Root Canal Therapy

Root Canal Therapy is treatment to save teeth, which would otherwise need to be
removed when the pulp of a tooth (blood or nerve supply of the tooth) is infected by
decay or an abscess.

The abscess can be painful due to “fluid-filled gum blister” next to your tooth. The
pus builds pressure around the tooth, which causes the pain. An infected tooth
can endanger other parts of the body. People with special vulnerabilities, such as
prosthetic joint placement or mitral valve prolapse, may need to take an antibiotic
to protect them from the infection spreading during the dental procedure.

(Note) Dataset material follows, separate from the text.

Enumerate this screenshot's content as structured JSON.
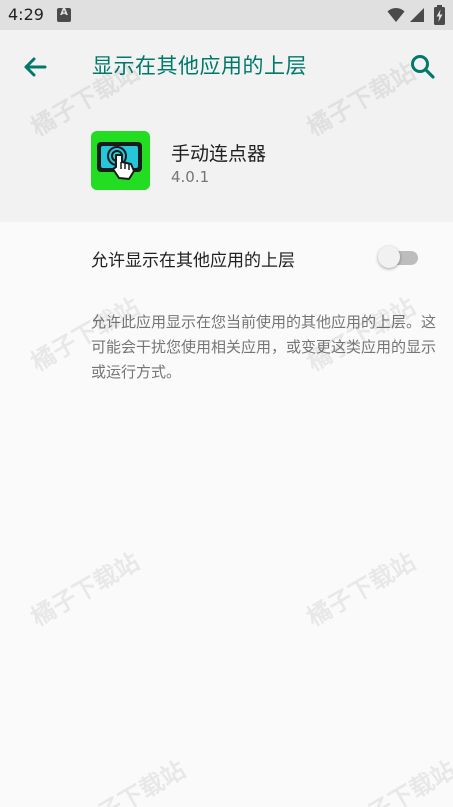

Root canal therapy stereotypically is known to be one of the most feared dental
operations, however the procedure is relatively painless when done properly. Most
root canal procedures can be done in one visit and takes about 1-2 hours.

When a tooth is decayed, unhealthy, injured, cracked, etc. a future infection is very
likely or inevitable. When ignored, it can become extremely painful. To cure the
infection the dentist exposes the pulp chamber and removes the infected pulp and
then cleans the nerve out of the root canal(s) with long needle-shaped files. After
this is done, the dentist fills each of the root canals and the chamber with an inert
material and seals up the opening.

The tooth should be protected with a crown that covers the cusps of the tooth. Since
root canals remove tooth structure, teeth tend to be more brittle, so if not protected
the tooth will most likely fracture. Placement of a crown is recommended because
it has the best ability to seal the root-canaled tooth and provides extra support and
strength to the tooth.